[YOUR OBJECTIVE]: The answer must be the full data, restated word for word, with no pictures in it.
── DATA RECORDS
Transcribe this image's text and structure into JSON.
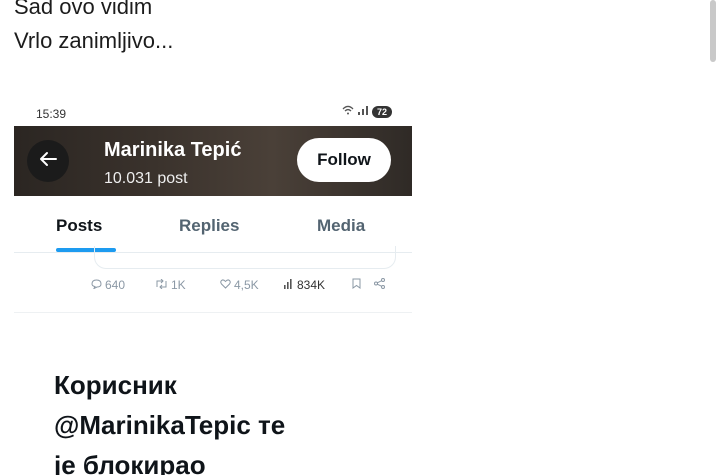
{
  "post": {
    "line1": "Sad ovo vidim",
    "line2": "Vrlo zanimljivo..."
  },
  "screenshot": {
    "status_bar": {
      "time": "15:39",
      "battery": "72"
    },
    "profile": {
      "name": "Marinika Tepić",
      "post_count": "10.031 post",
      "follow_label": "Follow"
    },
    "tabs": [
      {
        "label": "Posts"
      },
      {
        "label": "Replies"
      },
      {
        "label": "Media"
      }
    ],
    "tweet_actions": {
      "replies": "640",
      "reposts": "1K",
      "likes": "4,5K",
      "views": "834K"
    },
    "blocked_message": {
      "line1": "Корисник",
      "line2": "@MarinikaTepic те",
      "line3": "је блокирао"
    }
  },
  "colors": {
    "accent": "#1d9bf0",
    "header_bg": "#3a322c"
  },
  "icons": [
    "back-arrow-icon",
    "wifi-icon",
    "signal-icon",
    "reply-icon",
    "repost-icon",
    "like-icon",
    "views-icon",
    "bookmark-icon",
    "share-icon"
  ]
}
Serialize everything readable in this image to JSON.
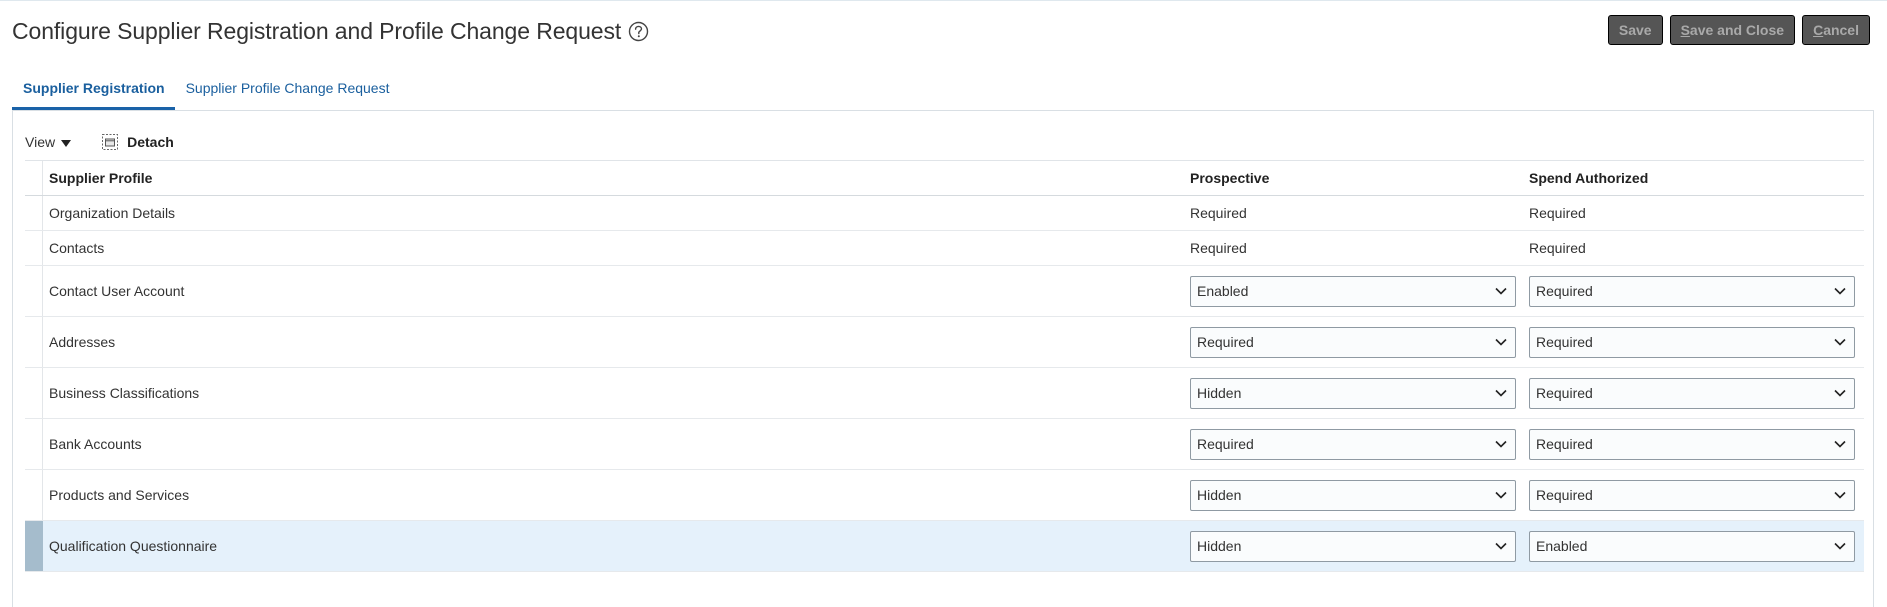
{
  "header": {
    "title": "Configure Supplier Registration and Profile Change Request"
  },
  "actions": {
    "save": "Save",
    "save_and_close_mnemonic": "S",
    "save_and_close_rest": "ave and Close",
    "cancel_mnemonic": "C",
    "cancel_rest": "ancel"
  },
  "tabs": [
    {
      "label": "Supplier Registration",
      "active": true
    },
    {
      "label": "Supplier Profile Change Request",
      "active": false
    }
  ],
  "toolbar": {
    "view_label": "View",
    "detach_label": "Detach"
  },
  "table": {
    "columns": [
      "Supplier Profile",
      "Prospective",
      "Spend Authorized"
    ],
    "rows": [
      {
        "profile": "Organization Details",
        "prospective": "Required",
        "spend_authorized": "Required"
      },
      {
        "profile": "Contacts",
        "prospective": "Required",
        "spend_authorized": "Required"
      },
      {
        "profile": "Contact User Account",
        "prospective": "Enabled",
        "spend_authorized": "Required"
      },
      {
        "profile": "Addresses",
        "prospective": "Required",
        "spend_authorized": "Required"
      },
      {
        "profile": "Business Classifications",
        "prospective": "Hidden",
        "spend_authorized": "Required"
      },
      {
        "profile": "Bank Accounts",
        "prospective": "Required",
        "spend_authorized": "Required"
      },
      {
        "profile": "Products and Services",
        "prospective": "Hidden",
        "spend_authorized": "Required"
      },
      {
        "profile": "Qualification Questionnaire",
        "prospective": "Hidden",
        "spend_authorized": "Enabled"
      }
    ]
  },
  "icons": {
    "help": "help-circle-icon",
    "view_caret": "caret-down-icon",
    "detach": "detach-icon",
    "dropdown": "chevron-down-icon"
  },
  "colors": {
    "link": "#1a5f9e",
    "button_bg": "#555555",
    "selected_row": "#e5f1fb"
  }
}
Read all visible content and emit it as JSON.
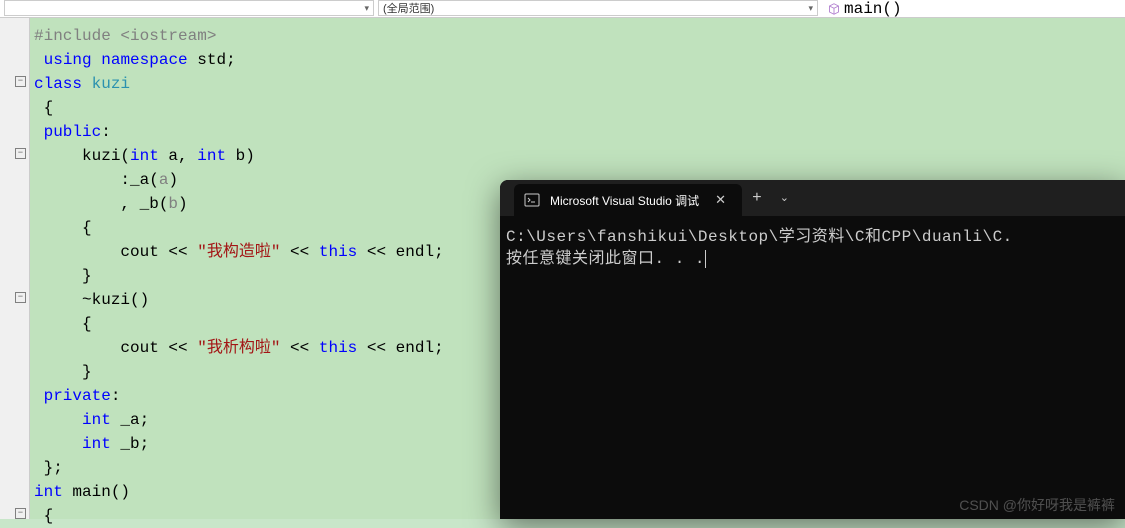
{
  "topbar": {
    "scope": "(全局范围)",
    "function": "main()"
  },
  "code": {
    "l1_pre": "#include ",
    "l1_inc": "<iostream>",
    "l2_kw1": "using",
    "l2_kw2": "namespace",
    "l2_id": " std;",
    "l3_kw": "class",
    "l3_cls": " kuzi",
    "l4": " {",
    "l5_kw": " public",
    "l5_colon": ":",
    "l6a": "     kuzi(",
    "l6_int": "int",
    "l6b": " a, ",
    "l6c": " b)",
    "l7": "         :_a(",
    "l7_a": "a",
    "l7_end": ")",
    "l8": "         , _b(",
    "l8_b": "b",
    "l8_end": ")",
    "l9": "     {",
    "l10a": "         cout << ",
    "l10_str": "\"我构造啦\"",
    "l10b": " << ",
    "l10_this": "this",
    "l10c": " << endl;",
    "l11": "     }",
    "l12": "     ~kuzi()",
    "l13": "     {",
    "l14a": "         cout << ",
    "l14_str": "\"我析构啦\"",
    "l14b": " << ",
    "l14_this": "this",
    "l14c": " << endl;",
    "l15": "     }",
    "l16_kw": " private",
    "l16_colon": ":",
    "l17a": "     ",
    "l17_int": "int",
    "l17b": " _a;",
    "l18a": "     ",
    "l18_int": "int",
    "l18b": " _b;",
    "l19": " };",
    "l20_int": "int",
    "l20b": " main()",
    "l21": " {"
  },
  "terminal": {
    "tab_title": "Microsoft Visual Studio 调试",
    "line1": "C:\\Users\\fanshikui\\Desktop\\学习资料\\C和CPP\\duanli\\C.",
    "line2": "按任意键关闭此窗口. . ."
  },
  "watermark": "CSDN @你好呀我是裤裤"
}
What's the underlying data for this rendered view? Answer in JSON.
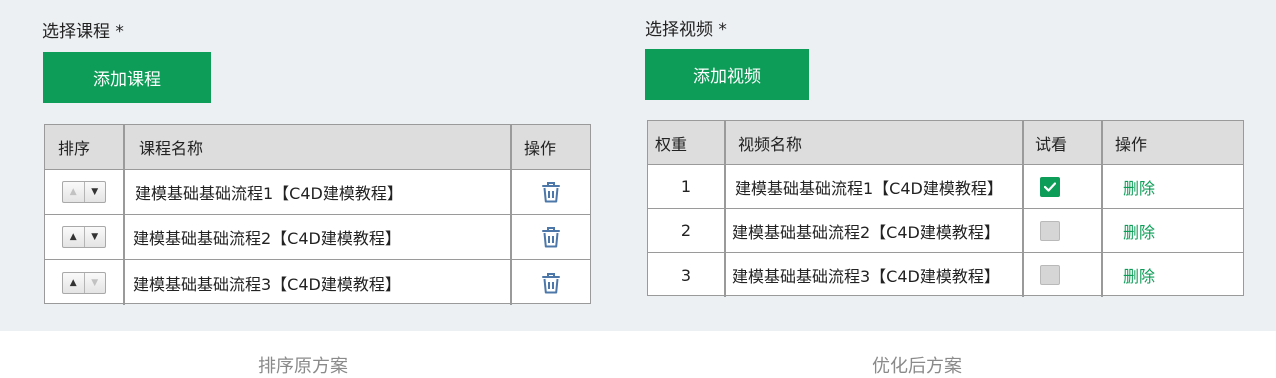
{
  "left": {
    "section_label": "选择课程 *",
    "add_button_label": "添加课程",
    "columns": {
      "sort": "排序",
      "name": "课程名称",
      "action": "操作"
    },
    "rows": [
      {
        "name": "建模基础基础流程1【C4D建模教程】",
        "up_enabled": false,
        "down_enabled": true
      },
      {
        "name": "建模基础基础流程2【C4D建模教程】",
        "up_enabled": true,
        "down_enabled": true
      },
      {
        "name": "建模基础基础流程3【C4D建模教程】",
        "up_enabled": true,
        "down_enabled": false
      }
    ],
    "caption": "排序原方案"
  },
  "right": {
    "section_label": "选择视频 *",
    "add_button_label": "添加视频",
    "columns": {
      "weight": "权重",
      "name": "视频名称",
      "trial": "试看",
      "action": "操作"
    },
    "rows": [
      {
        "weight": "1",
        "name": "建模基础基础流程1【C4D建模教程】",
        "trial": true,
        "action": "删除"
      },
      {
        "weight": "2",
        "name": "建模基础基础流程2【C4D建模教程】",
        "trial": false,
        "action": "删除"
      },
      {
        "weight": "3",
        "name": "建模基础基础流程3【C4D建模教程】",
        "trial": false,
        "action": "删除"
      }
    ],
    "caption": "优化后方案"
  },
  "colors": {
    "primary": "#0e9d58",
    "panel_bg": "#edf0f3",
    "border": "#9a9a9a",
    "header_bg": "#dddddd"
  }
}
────
[EXERCISE RESULT]:
Transcribe this image's text and structure into JSON.
{
  "post": {
    "line1": "Sad ovo vidim",
    "line2": "Vrlo zanimljivo..."
  },
  "screenshot": {
    "status_bar": {
      "time": "15:39",
      "battery": "72"
    },
    "profile": {
      "name": "Marinika Tepić",
      "post_count": "10.031 post",
      "follow_label": "Follow"
    },
    "tabs": [
      {
        "label": "Posts"
      },
      {
        "label": "Replies"
      },
      {
        "label": "Media"
      }
    ],
    "tweet_actions": {
      "replies": "640",
      "reposts": "1K",
      "likes": "4,5K",
      "views": "834K"
    },
    "blocked_message": {
      "line1": "Корисник",
      "line2": "@MarinikaTepic те",
      "line3": "је блокирао"
    }
  },
  "colors": {
    "accent": "#1d9bf0",
    "header_bg": "#3a322c"
  },
  "icons": [
    "back-arrow-icon",
    "wifi-icon",
    "signal-icon",
    "reply-icon",
    "repost-icon",
    "like-icon",
    "views-icon",
    "bookmark-icon",
    "share-icon"
  ]
}
Serialize everything readable in this image to JSON.
{
  "header": {
    "title": "Configure Supplier Registration and Profile Change Request"
  },
  "actions": {
    "save": "Save",
    "save_and_close_mnemonic": "S",
    "save_and_close_rest": "ave and Close",
    "cancel_mnemonic": "C",
    "cancel_rest": "ancel"
  },
  "tabs": [
    {
      "label": "Supplier Registration",
      "active": true
    },
    {
      "label": "Supplier Profile Change Request",
      "active": false
    }
  ],
  "toolbar": {
    "view_label": "View",
    "detach_label": "Detach"
  },
  "table": {
    "columns": [
      "Supplier Profile",
      "Prospective",
      "Spend Authorized"
    ],
    "rows": [
      {
        "profile": "Organization Details",
        "prospective": "Required",
        "spend_authorized": "Required"
      },
      {
        "profile": "Contacts",
        "prospective": "Required",
        "spend_authorized": "Required"
      },
      {
        "profile": "Contact User Account",
        "prospective": "Enabled",
        "spend_authorized": "Required"
      },
      {
        "profile": "Addresses",
        "prospective": "Required",
        "spend_authorized": "Required"
      },
      {
        "profile": "Business Classifications",
        "prospective": "Hidden",
        "spend_authorized": "Required"
      },
      {
        "profile": "Bank Accounts",
        "prospective": "Required",
        "spend_authorized": "Required"
      },
      {
        "profile": "Products and Services",
        "prospective": "Hidden",
        "spend_authorized": "Required"
      },
      {
        "profile": "Qualification Questionnaire",
        "prospective": "Hidden",
        "spend_authorized": "Enabled"
      }
    ]
  },
  "icons": {
    "help": "help-circle-icon",
    "view_caret": "caret-down-icon",
    "detach": "detach-icon",
    "dropdown": "chevron-down-icon"
  },
  "colors": {
    "link": "#1a5f9e",
    "button_bg": "#555555",
    "selected_row": "#e5f1fb"
  }
}
Read all visible content and emit it as JSON.
{
  "topbar": {
    "scope": "(全局范围)",
    "function": "main()"
  },
  "code": {
    "l1_pre": "#include ",
    "l1_inc": "<iostream>",
    "l2_kw1": "using",
    "l2_kw2": "namespace",
    "l2_id": " std;",
    "l3_kw": "class",
    "l3_cls": " kuzi",
    "l4": " {",
    "l5_kw": " public",
    "l5_colon": ":",
    "l6a": "     kuzi(",
    "l6_int": "int",
    "l6b": " a, ",
    "l6c": " b)",
    "l7": "         :_a(",
    "l7_a": "a",
    "l7_end": ")",
    "l8": "         , _b(",
    "l8_b": "b",
    "l8_end": ")",
    "l9": "     {",
    "l10a": "         cout << ",
    "l10_str": "\"我构造啦\"",
    "l10b": " << ",
    "l10_this": "this",
    "l10c": " << endl;",
    "l11": "     }",
    "l12": "     ~kuzi()",
    "l13": "     {",
    "l14a": "         cout << ",
    "l14_str": "\"我析构啦\"",
    "l14b": " << ",
    "l14_this": "this",
    "l14c": " << endl;",
    "l15": "     }",
    "l16_kw": " private",
    "l16_colon": ":",
    "l17a": "     ",
    "l17_int": "int",
    "l17b": " _a;",
    "l18a": "     ",
    "l18_int": "int",
    "l18b": " _b;",
    "l19": " };",
    "l20_int": "int",
    "l20b": " main()",
    "l21": " {"
  },
  "terminal": {
    "tab_title": "Microsoft Visual Studio 调试",
    "line1": "C:\\Users\\fanshikui\\Desktop\\学习资料\\C和CPP\\duanli\\C.",
    "line2": "按任意键关闭此窗口. . ."
  },
  "watermark": "CSDN @你好呀我是裤裤"
}
What's the underlying data for this rendered view? Answer in JSON.
{
  "left": {
    "section_label": "选择课程 *",
    "add_button_label": "添加课程",
    "columns": {
      "sort": "排序",
      "name": "课程名称",
      "action": "操作"
    },
    "rows": [
      {
        "name": "建模基础基础流程1【C4D建模教程】",
        "up_enabled": false,
        "down_enabled": true
      },
      {
        "name": "建模基础基础流程2【C4D建模教程】",
        "up_enabled": true,
        "down_enabled": true
      },
      {
        "name": "建模基础基础流程3【C4D建模教程】",
        "up_enabled": true,
        "down_enabled": false
      }
    ],
    "caption": "排序原方案"
  },
  "right": {
    "section_label": "选择视频 *",
    "add_button_label": "添加视频",
    "columns": {
      "weight": "权重",
      "name": "视频名称",
      "trial": "试看",
      "action": "操作"
    },
    "rows": [
      {
        "weight": "1",
        "name": "建模基础基础流程1【C4D建模教程】",
        "trial": true,
        "action": "删除"
      },
      {
        "weight": "2",
        "name": "建模基础基础流程2【C4D建模教程】",
        "trial": false,
        "action": "删除"
      },
      {
        "weight": "3",
        "name": "建模基础基础流程3【C4D建模教程】",
        "trial": false,
        "action": "删除"
      }
    ],
    "caption": "优化后方案"
  },
  "colors": {
    "primary": "#0e9d58",
    "panel_bg": "#edf0f3",
    "border": "#9a9a9a",
    "header_bg": "#dddddd"
  }
}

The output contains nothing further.